Africa desperately needs Western help in the form of schools, clinics and sweatshops.
Oops, don't spill your coffee. We in the West mostly despise sweatshops as exploiters of the poor, while the poor themselves tend to see sweatshops as opportunities. [. . .]
Well-meaning American university students regularly campaign against sweatshops. But instead, anyone who cares about fighting poverty should campaign in favor of sweatshops, demanding that companies set up factories in Africa. If Africa could establish a clothing export industry, that would fight poverty far more effectively than any foreign aid program. [. . .]
The problem is that it's still costly to manufacture in Africa. The headaches across much of the continent include red tape, corruption, political instability, unreliable electricity and ports, and an inexperienced labor force that leads to low productivity and quality. The anti-sweatshop movement isn't a prime obstacle, but it's one more reason not to manufacture in Africa.
Some of those who campaign against sweatshops respond to my arguments by noting that they aren't against factories in Africa, but only demand a "living wage" in them. After all, if labor costs amount to only $1 per shirt, then doubling wages would barely make a difference in the final cost.
One problem [. . .] is that it already isn't profitable to pay respectable salaries, and so any pressure to raise them becomes one more reason to avoid Africa altogether. Moreover, when Western companies do pay above-market wages, in places like Cambodia, local managers extort huge bribes in exchange for jobs. So the workers themselves don't get the benefit.
One of the best U.S. initiatives in Africa has been the African Growth and Opportunity Act, which allows duty-free imports from Africa — and thus has stimulated manufacturing there. But last year, partly because of competition from China, textile and clothing imports under the initiative fell by 12 percent.
The Congo Republic's president, Denis Sassou-Nguesso, told me that he would love to have more factories. It's incredibly frustrating, he noted, to see African countries export cotton, timber and other raw materials but rarely have the chance to process them. The American initiative "is a step in the right direction," he said. "But it needs more of a push."
One push needs to come from African countries themselves: a crackdown on corruption and red tape.

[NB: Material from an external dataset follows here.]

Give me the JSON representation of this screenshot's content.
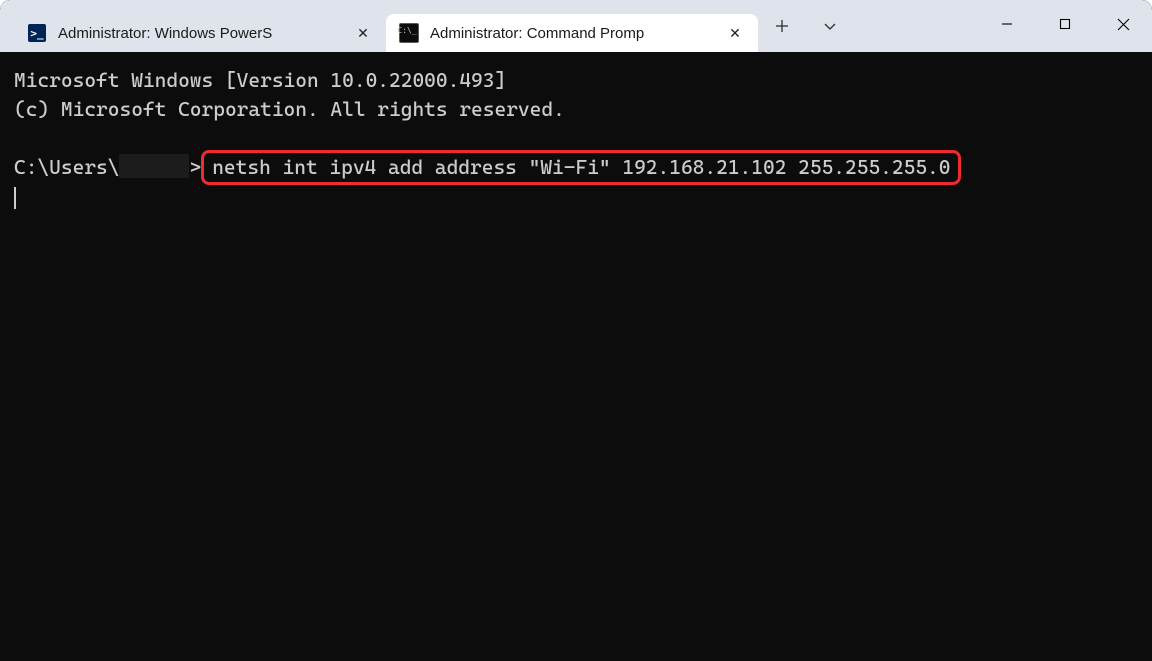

But another useful step would be for American students to stop trying to ban sweatshops, and instead campaign to bring them to the most desperately poor countries.

The key to development in Africa along this model would be to ensure that big global companies pay a local, sustainable living wage in the context of the countries in which they invest. One of the most misleading trends for those who oppose "sweatshops" (and there is much to oppose, Kristoff's piece notwithstanding) is to couch worker wages in dollar terms. The problem with this, of course, is that the rest of the world oftentimes does not live by the standards of the dollar. What it might take to live comfortably, even well, in an African country might seem paltry, indeed outrageous, to an idealistic but largely uninformed college sophomore. Kristoff, then, is not actually caling for "sweatshops" as we understand them, but rather for investment, fair wages, and a deeper understanding of African needs on the part of well-meaning but sometimes self-righteous Americans who, as Stephen Colbert might say, know what feels right, even if the facts do not back them up.

Update: Reader GoodLiberal reveals that Paul Krugman made much the same point not so long ago.